Each year, it is important to revisit this historic classic speech by the powerful orator, Frederick Douglass, delivered in 1852, stating, “This Fourth of July is yours, not mine. … You may rejoice, I must mourn.” Listen to James Earl Jones reading the speech. In the San Francisco Bay Area, Michael Lange and James Brooks with Angela Wellman’s Oakland Public Conservatory would perform the work with jazz artists.

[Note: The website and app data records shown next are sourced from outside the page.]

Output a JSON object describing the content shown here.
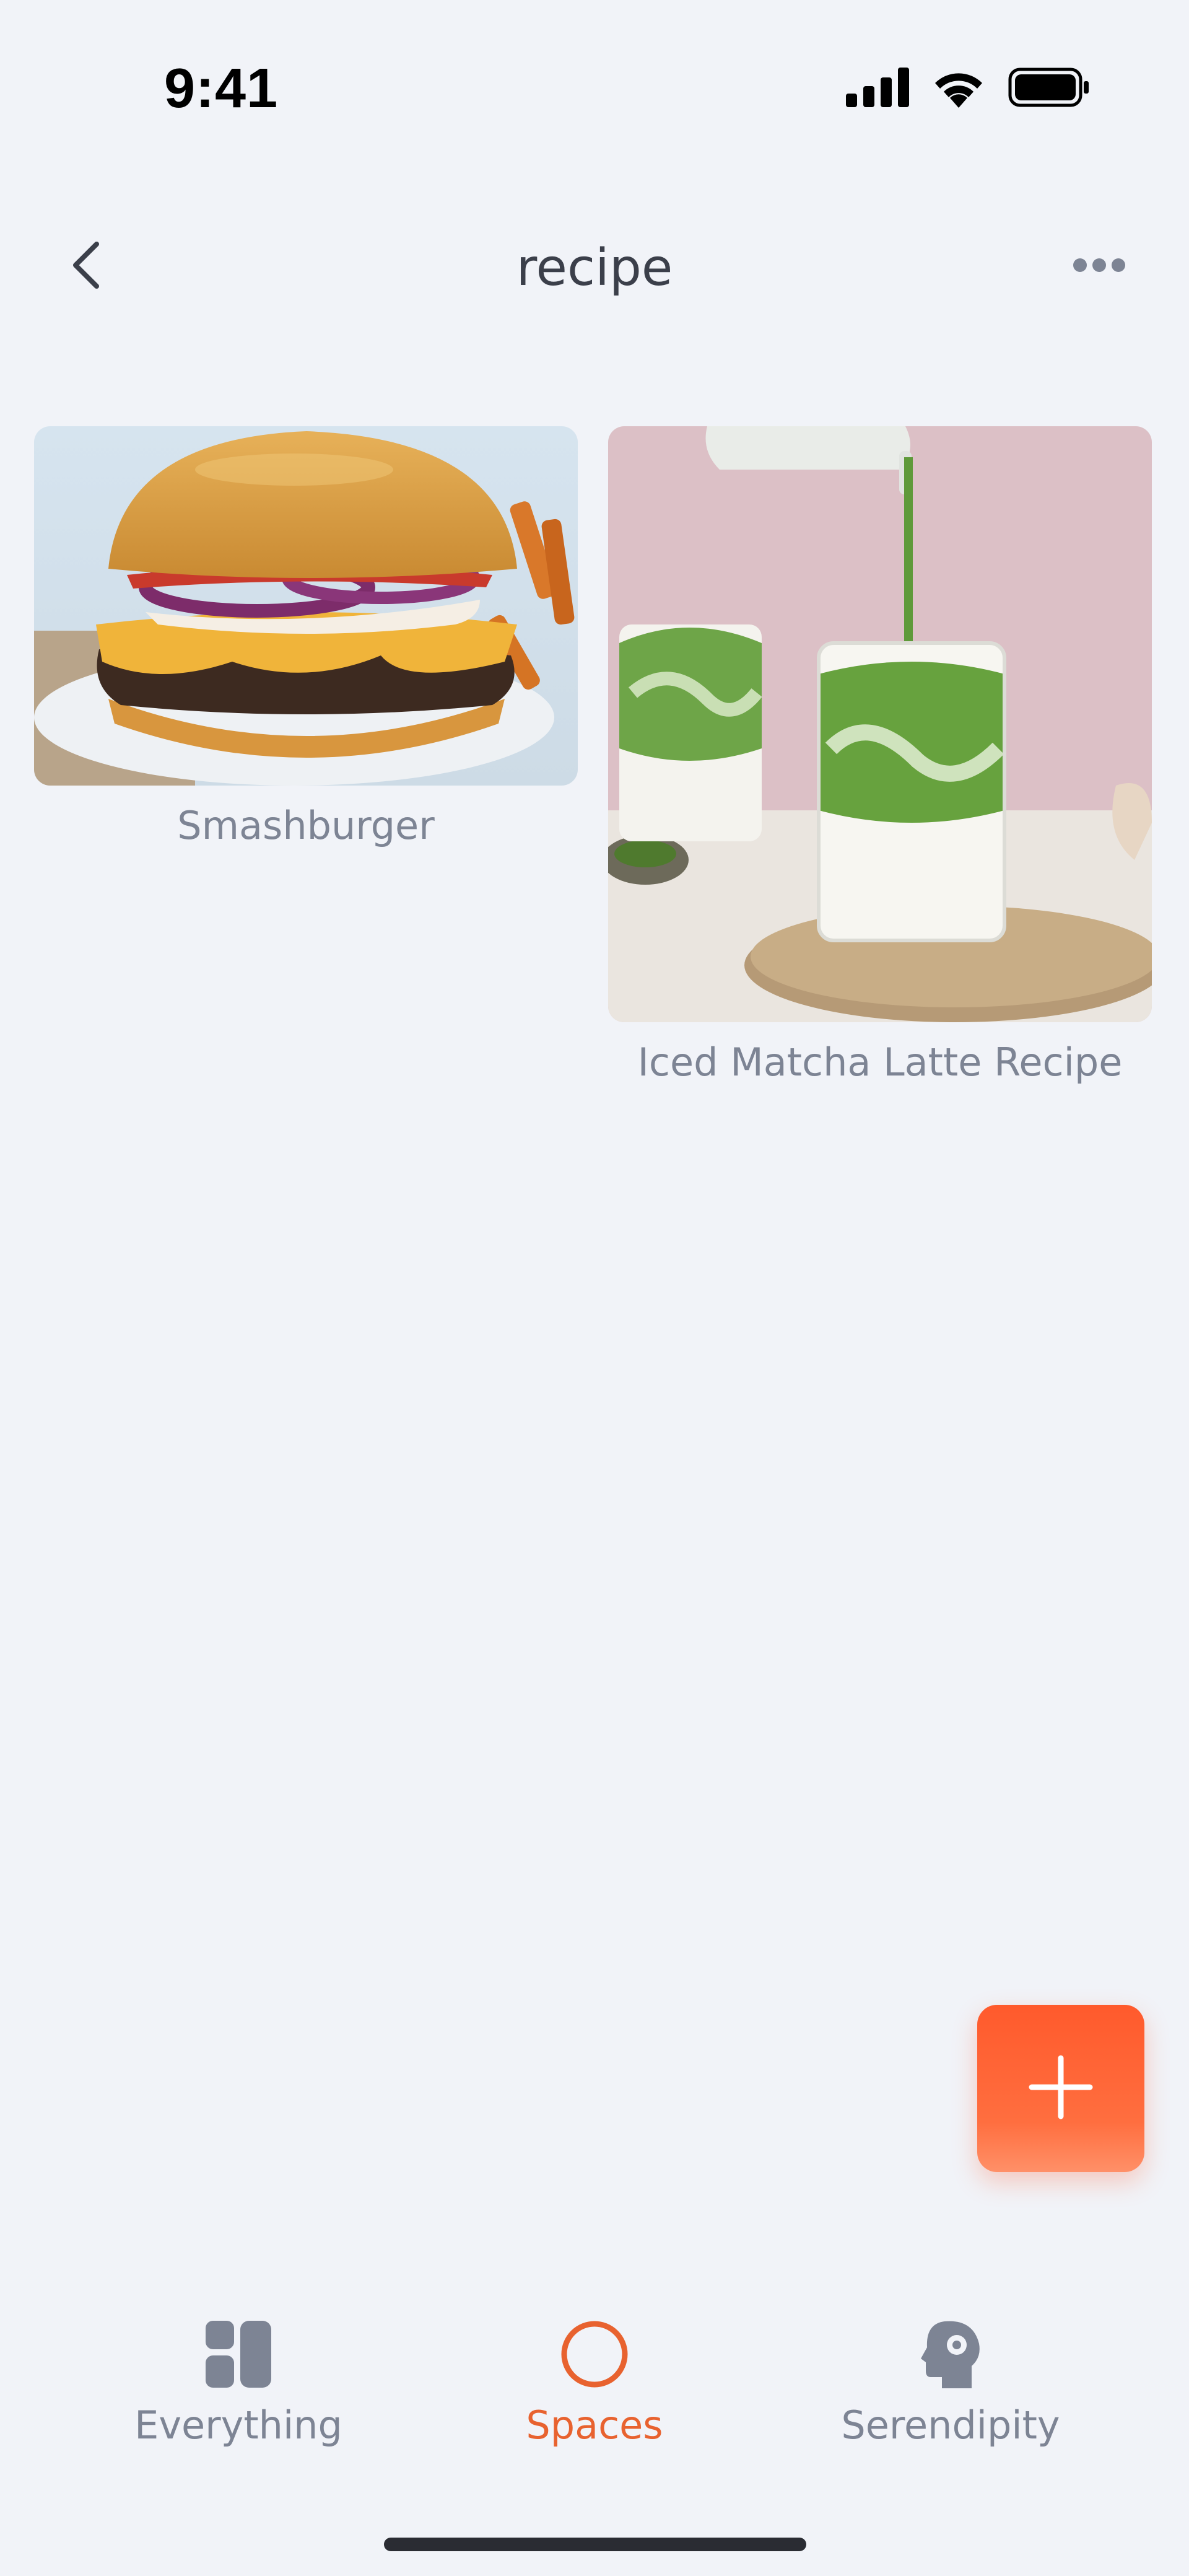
{
  "status_bar": {
    "time": "9:41",
    "icons": [
      "cellular-signal-icon",
      "wifi-icon",
      "battery-icon"
    ]
  },
  "nav": {
    "title": "recipe",
    "back_icon": "chevron-left-icon",
    "more_icon": "ellipsis-icon"
  },
  "cards": [
    {
      "caption": "Smashburger",
      "image": "burger-photo"
    },
    {
      "caption": "Iced Matcha Latte Recipe",
      "image": "matcha-latte-photo"
    }
  ],
  "add_button": {
    "icon": "plus-icon"
  },
  "tabs": [
    {
      "label": "Everything",
      "icon": "grid-icon",
      "active": false
    },
    {
      "label": "Spaces",
      "icon": "circle-icon",
      "active": true
    },
    {
      "label": "Serendipity",
      "icon": "head-profile-icon",
      "active": false
    }
  ],
  "colors": {
    "background": "#f1f3f8",
    "accent": "#e8622f",
    "add_button": "#ff5a2c",
    "muted_text": "#7d8494",
    "inactive_icon": "#7d8494"
  }
}
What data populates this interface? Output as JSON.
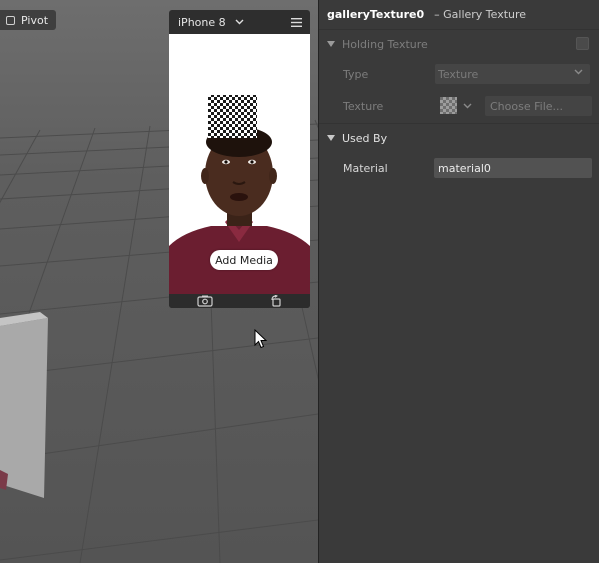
{
  "viewport": {
    "pivot_label": "Pivot",
    "simulator": {
      "device_name": "iPhone 8",
      "add_media_label": "Add Media"
    }
  },
  "inspector": {
    "title": "galleryTexture0",
    "subtitle": "– Gallery Texture",
    "holding_texture": {
      "section_label": "Holding Texture",
      "checked": false,
      "type_label": "Type",
      "type_value": "Texture",
      "texture_label": "Texture",
      "choose_file_label": "Choose File..."
    },
    "used_by": {
      "section_label": "Used By",
      "material_label": "Material",
      "material_value": "material0"
    }
  },
  "colors": {
    "panel_bg": "#3a3a3a",
    "disabled_text": "#7d7d7d",
    "field_bg": "#525252"
  }
}
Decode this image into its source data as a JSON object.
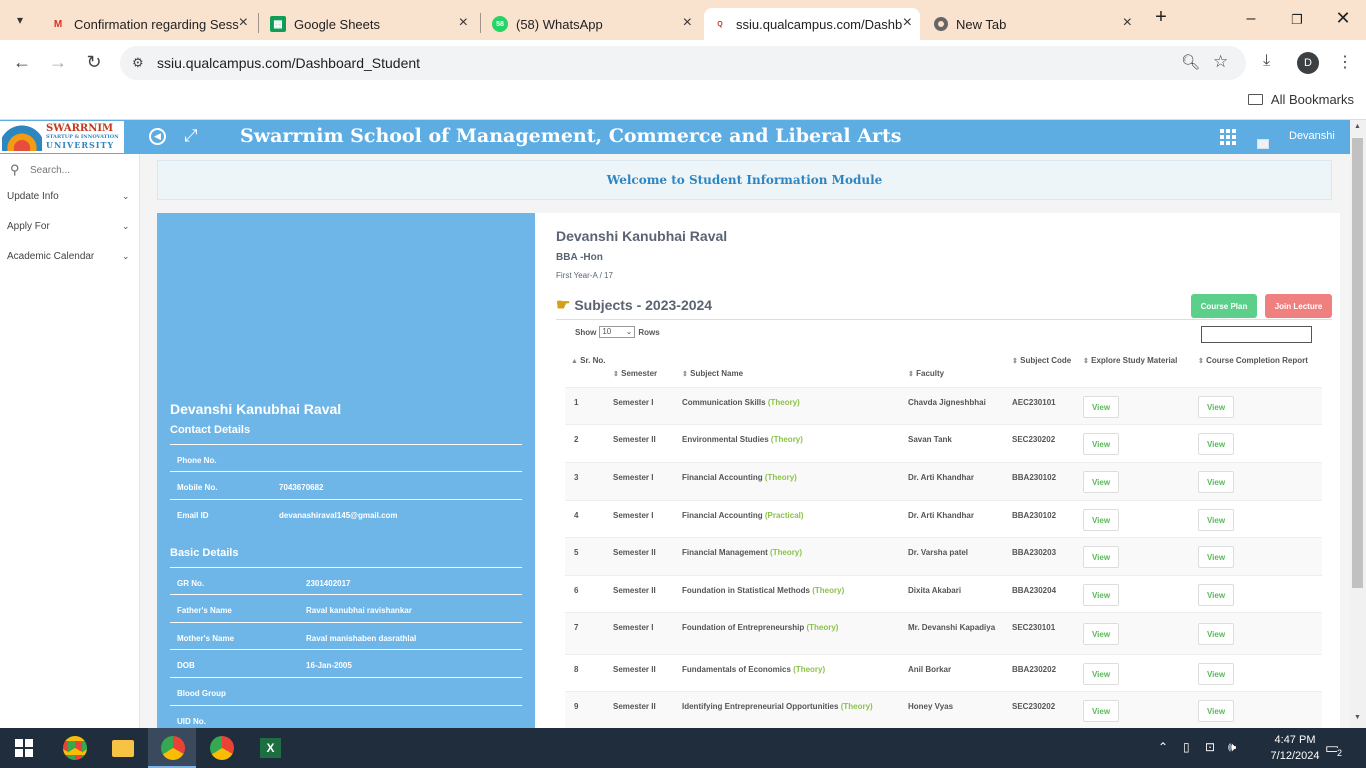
{
  "browser": {
    "tabs": [
      {
        "title": "Confirmation regarding Sess",
        "icon": "gmail-icon"
      },
      {
        "title": "Google Sheets",
        "icon": "sheets-icon"
      },
      {
        "title": "(58) WhatsApp",
        "icon": "whatsapp-icon",
        "badge": "58"
      },
      {
        "title": "ssiu.qualcampus.com/Dashb",
        "icon": "qualcampus-icon",
        "active": true
      },
      {
        "title": "New Tab",
        "icon": "chrome-icon"
      }
    ],
    "url": "ssiu.qualcampus.com/Dashboard_Student",
    "profile_initial": "D",
    "bookmarks_label": "All Bookmarks"
  },
  "header": {
    "logo_line1": "SWARRNIM",
    "logo_line2": "STARTUP & INNOVATION",
    "logo_line3": "UNIVERSITY",
    "school_name": "Swarrnim School of Management, Commerce and Liberal Arts",
    "user": "Devanshi"
  },
  "sidebar": {
    "search_placeholder": "Search...",
    "items": [
      {
        "label": "Update Info"
      },
      {
        "label": "Apply For"
      },
      {
        "label": "Academic Calendar"
      }
    ]
  },
  "welcome": "Welcome to Student Information Module",
  "profile": {
    "name": "Devanshi Kanubhai Raval",
    "contact_title": "Contact Details",
    "contact": [
      {
        "k": "Phone No.",
        "v": ""
      },
      {
        "k": "Mobile No.",
        "v": "7043670682"
      },
      {
        "k": "Email ID",
        "v": "devanashiraval145@gmail.com"
      }
    ],
    "basic_title": "Basic Details",
    "basic": [
      {
        "k": "GR No.",
        "v": "2301402017"
      },
      {
        "k": "Father's Name",
        "v": "Raval kanubhai ravishankar"
      },
      {
        "k": "Mother's Name",
        "v": "Raval manishaben dasrathlal"
      },
      {
        "k": "DOB",
        "v": "16-Jan-2005"
      },
      {
        "k": "Blood Group",
        "v": ""
      },
      {
        "k": "UID No.",
        "v": ""
      }
    ]
  },
  "student": {
    "name": "Devanshi Kanubhai Raval",
    "course": "BBA -Hon",
    "division": "First Year-A / 17",
    "subjects_title": "Subjects - 2023-2024",
    "course_plan_label": "Course Plan",
    "join_lecture_label": "Join Lecture",
    "course_plan_color": "#5cd08a",
    "join_lecture_color": "#f08080"
  },
  "table": {
    "show_label": "Show",
    "rows_label": "Rows",
    "page_size": "10",
    "headers": [
      "Sr. No.",
      "Semester",
      "Subject Name",
      "Faculty",
      "Subject Code",
      "Explore Study Material",
      "Course Completion Report"
    ],
    "view_label": "View",
    "rows": [
      {
        "no": "1",
        "sem": "Semester I",
        "subject": "Communication Skills",
        "type": "(Theory)",
        "faculty": "Chavda Jigneshbhai",
        "code": "AEC230101"
      },
      {
        "no": "2",
        "sem": "Semester II",
        "subject": "Environmental Studies",
        "type": "(Theory)",
        "faculty": "Savan Tank",
        "code": "SEC230202"
      },
      {
        "no": "3",
        "sem": "Semester I",
        "subject": "Financial Accounting",
        "type": "(Theory)",
        "faculty": "Dr. Arti Khandhar",
        "code": "BBA230102"
      },
      {
        "no": "4",
        "sem": "Semester I",
        "subject": "Financial Accounting",
        "type": "(Practical)",
        "faculty": "Dr. Arti Khandhar",
        "code": "BBA230102"
      },
      {
        "no": "5",
        "sem": "Semester II",
        "subject": "Financial Management",
        "type": "(Theory)",
        "faculty": "Dr. Varsha patel",
        "code": "BBA230203"
      },
      {
        "no": "6",
        "sem": "Semester II",
        "subject": "Foundation in Statistical Methods",
        "type": "(Theory)",
        "faculty": "Dixita Akabari",
        "code": "BBA230204"
      },
      {
        "no": "7",
        "sem": "Semester I",
        "subject": "Foundation of Entrepreneurship",
        "type": "(Theory)",
        "faculty": "Mr. Devanshi Kapadiya",
        "code": "SEC230101"
      },
      {
        "no": "8",
        "sem": "Semester II",
        "subject": "Fundamentals of Economics",
        "type": "(Theory)",
        "faculty": "Anil Borkar",
        "code": "BBA230202"
      },
      {
        "no": "9",
        "sem": "Semester II",
        "subject": "Identifying Entrepreneurial Opportunities",
        "type": "(Theory)",
        "faculty": "Honey Vyas",
        "code": "SEC230202"
      }
    ]
  },
  "taskbar": {
    "time": "4:47 PM",
    "date": "7/12/2024",
    "notifications": "2"
  }
}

When I started Krip-Hop Nation 10 years ago, the first artist I met online and face to face was Rob “Da Noize” Temple of Brooklyn. Since that time, Noize Studio has become a second home for Krip-Hop Nation and the studio that professionally produced and mixed most of my spoken word mixtapes and Krip-Hop Nation’s songs on our six CDs. Now Temple, his studio and family are being evicted as the forces of gentrification are burning and privatizing Brooklyn at a fast pace.
The U.S. State Department recently released its Country Reports on Human Rights Practices for 2012, posing as the world judge of human rights again. As in previous years, the reports are full of carping and irresponsible remarks on the human rights situation in more than 190 countries and regions including China. However, the U.S. turned a blind eye to its own woeful human rights situation and never said a word about it.
There are a lot of people out there who are concerned about how you spend your money. Embrace this glorious month of February and our incomparably rich history that extends back God knows where and support the future Gabby Douglases and Colin Kaepernicks and George Washington Carvers of the world by buying Black.
This year, on the 150 anniversary of the Emancipation Proclamation, we all need to heed the words of Sister Jayne Cortez: “And if we don’t fight / if we don’t resist / if we don’t organize and unify and / get the power to control our own lives / Then we will wear / the exaggerated look of captivity ...” And don't miss Wanda's excellent, no holds barred reviews of “Django Unchained,” “Lincoln and “Red Hook Summer,” plus Dr. King birthday events listing and much more
The situation in public housing projects in Coney Island, Brooklyn remains a “humanitarian crisis” in which the government and the Red Cross have been nearly completely absent, according to Eric Moed, a volunteer aid worker with Occupy Sandy. The projects in Coney Island remain without power and often without water and necessities in the wake of Hurricane Sandy.
Ask anyone living in Cobble Hill or Carroll Gardens or Park Slope earlier this week, and they would tell you that they have power, hot water and wi-fi. In fact, most of the $1 million-plus townhouses and local businesses in Brooklyn’s wealthier neighborhoods never lost any basic necessities, even during the worst of the storm. But the Gowanus Houses, a low-income public housing complex owned and operated by the New York City Housing Authority (NYCHA), which falls almost at the intersection of those three neighborhoods, is an exception.
Safety First is one third of the super art crew Black Diamonds Shining, which also consists of Dead Eyes and Ras Terms. These brothas are very talented visual artists who seem to be everywhere in the Bay where people are talking about young Black and Brown art by contemporary artists. We have to buy and support local art so that we can keep our local dope artists in business.
The Oakland International Film Festival is Friday-Sunday, April 6-8, at the Oakland Museum of California, 10th and Oak Street, Oakland. Visit http://www.oiff.org/2012schedule.pdf. This year’s headliner is one of the most controversial independent films ever made, “The Spook Who Sat by the Door.” Watch it again here.
“Equinox” is a ground-breaking film on Black male and female relationships by local director and filmmaker Baayan Bakari. It will be screened Thursday, Nov. 18, 6:30 p.m., at the Black Dot Café, 1195 Pine St., West Oakland. Watch the trailer and learn more about the cast and the film at http://www.equinoxmovie.com.
On July 29 the House of the Lord Church in Brooklyn hosted a standing-room-only report-back meeting led by several participants in the historic Viva Palestina U.S. convoy who returned July 17 and 18 from Gaza City in Palestine. The audience was majority Black.